Communication between UTM and different USS interfaces is meant to support the needs of the FAA, such as the managing flight plans. In addition, counter-drone systems can potentially use flight information and assist in discriminating friend from foe.
One S&T-supported counter-drone system in development, the Urban Counter-UAS Operational Prototype (UCOP), will be connected to UTM via the aforementioned DHS USS. The UCOP USS software processes flight information and notes any drones not identified as registered in UTM.
“If you have eleven drones in the air, but UTM only has ten of them registered, we can look further at what the eleventh drone is doing,” said Jeff Randorf, an S&T engineering advisor. “We’ll be able to query who is flying and find out specifics that support the interests of Homeland Security and the rest of the homeland security enterprise.”
Through the Low Altitude Authorization Notification Capability (LAANC) drone operators can get authorization(s) in near real-time to operate in controlled airspace, eliminating a sometimes days- or months-long manual process. UTM USS’s that are integrated with LAANC will communicate with each other over the Internet while operators connect to a USS via mobile devices, wired internet, or other electronic means. Core features of a USS interface will be automated communication with FAA information systems, notification of events in airspace, and sharing of operational plans to de-conflict flights. Other services may be offered by a USS or other data providers and may include monitoring of weather and terrain data.
S&T’s USS and UCOP systems will work to ensure drones that are not authenticated receive special attention while flying in the national airspace.
NASA’s UTM system can serve as a resource to help counter any illicit drone activity arising from a higher volume of drone traffic, and the DHS USS, paired with UCOP and other tools like it is a step further in that effort.
Drone demonstrations and trials through S&T’s Robotic Aircraft Sensor Program (RASP) will provide DHS and suppliers of drone technologies a picture of how law enforcement drones will function in the national airspace, UCOP and other counter-UAS systems connected to UTM will help DHS, Department of Defense (DoD) and First Responders keep the national airspace safe.
“The community of stakeholders around small aircraft in lower altitudes has kicked up,” said Joseph Rios, Chief Engineer of the NASA UTM project. “UTM will create a system for enabling safe, efficient access to low-altitude airspace.”
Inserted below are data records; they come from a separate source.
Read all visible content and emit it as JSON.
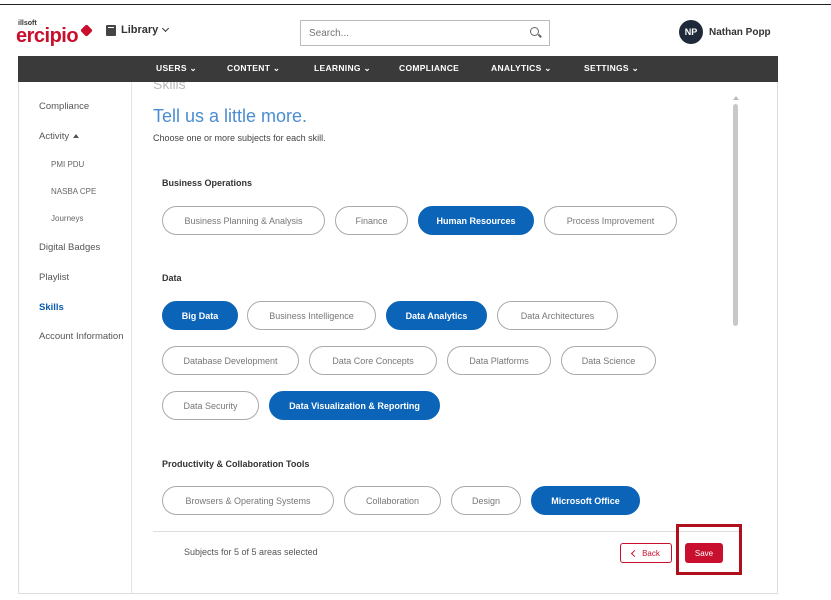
{
  "header": {
    "brand_small": "illsoft",
    "brand": "ercipio",
    "library_label": "Library",
    "search_placeholder": "Search...",
    "user_initials": "NP",
    "user_name": "Nathan Popp"
  },
  "nav": {
    "items": [
      {
        "label": "USERS"
      },
      {
        "label": "CONTENT"
      },
      {
        "label": "LEARNING"
      },
      {
        "label": "COMPLIANCE"
      },
      {
        "label": "ANALYTICS"
      },
      {
        "label": "SETTINGS"
      }
    ]
  },
  "sidebar": {
    "items": [
      {
        "label": "Compliance"
      },
      {
        "label": "Activity"
      },
      {
        "label": "PMI PDU"
      },
      {
        "label": "NASBA CPE"
      },
      {
        "label": "Journeys"
      },
      {
        "label": "Digital Badges"
      },
      {
        "label": "Playlist"
      },
      {
        "label": "Skills"
      },
      {
        "label": "Account Information"
      }
    ]
  },
  "main": {
    "partial_heading": "Skills",
    "heading": "Tell us a little more.",
    "subheading": "Choose one or more subjects for each skill.",
    "groups": [
      {
        "title": "Business Operations",
        "options": [
          {
            "label": "Business Planning & Analysis",
            "selected": false
          },
          {
            "label": "Finance",
            "selected": false
          },
          {
            "label": "Human Resources",
            "selected": true
          },
          {
            "label": "Process Improvement",
            "selected": false
          }
        ]
      },
      {
        "title": "Data",
        "options": [
          {
            "label": "Big Data",
            "selected": true
          },
          {
            "label": "Business Intelligence",
            "selected": false
          },
          {
            "label": "Data Analytics",
            "selected": true
          },
          {
            "label": "Data Architectures",
            "selected": false
          },
          {
            "label": "Database Development",
            "selected": false
          },
          {
            "label": "Data Core Concepts",
            "selected": false
          },
          {
            "label": "Data Platforms",
            "selected": false
          },
          {
            "label": "Data Science",
            "selected": false
          },
          {
            "label": "Data Security",
            "selected": false
          },
          {
            "label": "Data Visualization & Reporting",
            "selected": true
          }
        ]
      },
      {
        "title": "Productivity & Collaboration Tools",
        "options": [
          {
            "label": "Browsers & Operating Systems",
            "selected": false
          },
          {
            "label": "Collaboration",
            "selected": false
          },
          {
            "label": "Design",
            "selected": false
          },
          {
            "label": "Microsoft Office",
            "selected": true
          }
        ]
      }
    ],
    "footer_text": "Subjects for 5 of 5 areas selected",
    "back_label": "Back",
    "save_label": "Save"
  },
  "colors": {
    "brand_red": "#c8102e",
    "selected_blue": "#0b64b8",
    "nav_bg": "#3a3a3a",
    "heading_blue": "#4a8dd0",
    "highlight": "#b0101c"
  }
}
UTM began as a NASA concept and evolved to a NASA research project that continues today. This research is building the theoretical foundation for getting drones operating in airspace not typically controlled by FAA Air Traffic Control. Through S&T’s work with DoD, NASA and the FAA, there is a pathway to support a stronger security posture in our nation’s skies.